Carnegie Mellon University has announced a grant of $30 million over six years from the Heinz Endowments in support of an initiative to address inequities and promote economic empowerment in western Pennsylvania.
The grant — the largest ever made by the foundation — will launch a Center for Shared Prosperity at CMU and support efforts to develop a sustainable, replicable model for community-university collaboration, with a focus on socioeconomic inequities and the well-being of people and families in the region. The grant includes funding to develop, pilot, and scale interventions identified by representatives from community organizations, residents, Heinz Endowments staff, and CMU faculty and students that address structural barriers to access and opportunity in the areas of housing, education, transportation, health care, technology fluency, and access to capital.

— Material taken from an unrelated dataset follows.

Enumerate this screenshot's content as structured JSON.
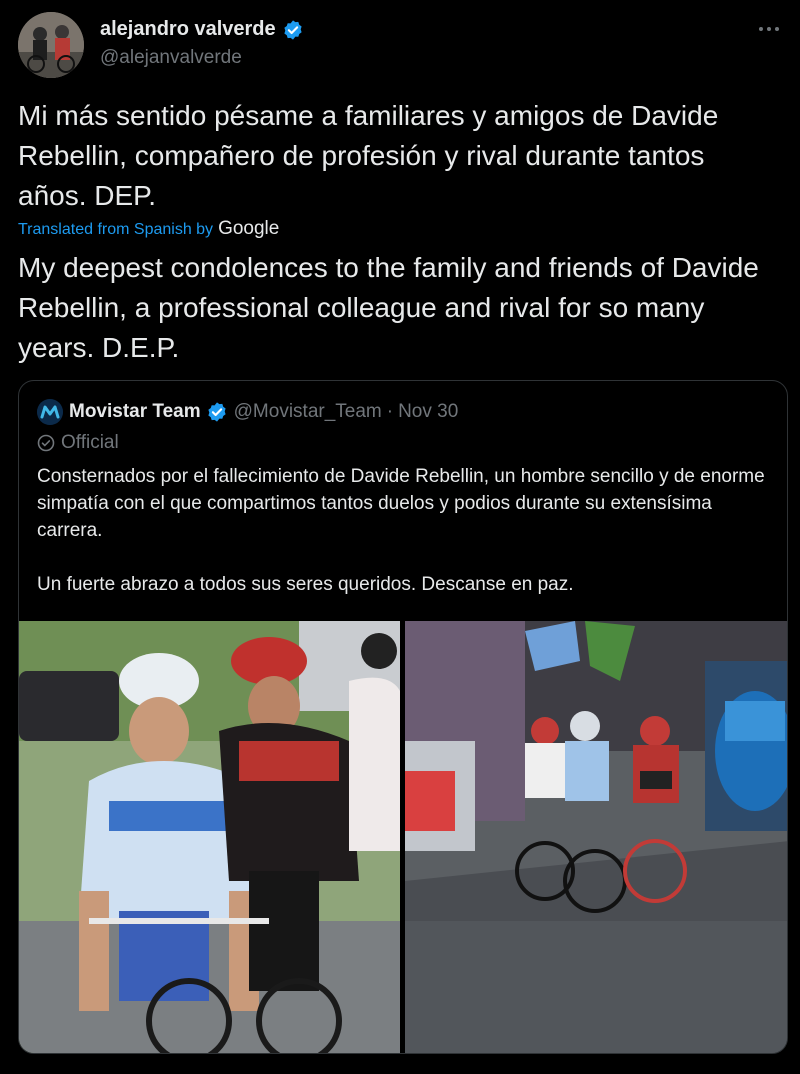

In addition, a portion of the grant will be used to establish an endowment in support of the center's work.
"As a university- and community-wide effort, the Center for Shared Prosperity will apply a comprehensive methodology to CMU's engagement across western Pennsylvania and will leverage our unique expertise to help residents benefit from the innovation economy," said CMU president Farnam Jahanian. "The Heinz Endowments and CMU have worked together for decades on projects that support Pittsburghers, and this new initiative will expand our community collaborations at a particularly critical moment."
"Around the world, a relative handful of major research institutions, Carnegie Mellon among them, are literally inventing the future, with significant global benefits and impacts," said Heinz Endowments president Grant Oliphant. "But too rarely are local communities and complex social needs the real beneficiary or even the focus of the knowledge, creativity, and wealth-creation flowing from these extraordinary engines of innovation. We wanted to see if Pittsburgh could reinvent that paradigm, and Carnegie Mellon — with its long history of tackling real-world problems — has risen to the challenge."
(Photo credit: Carnegie Mellon University)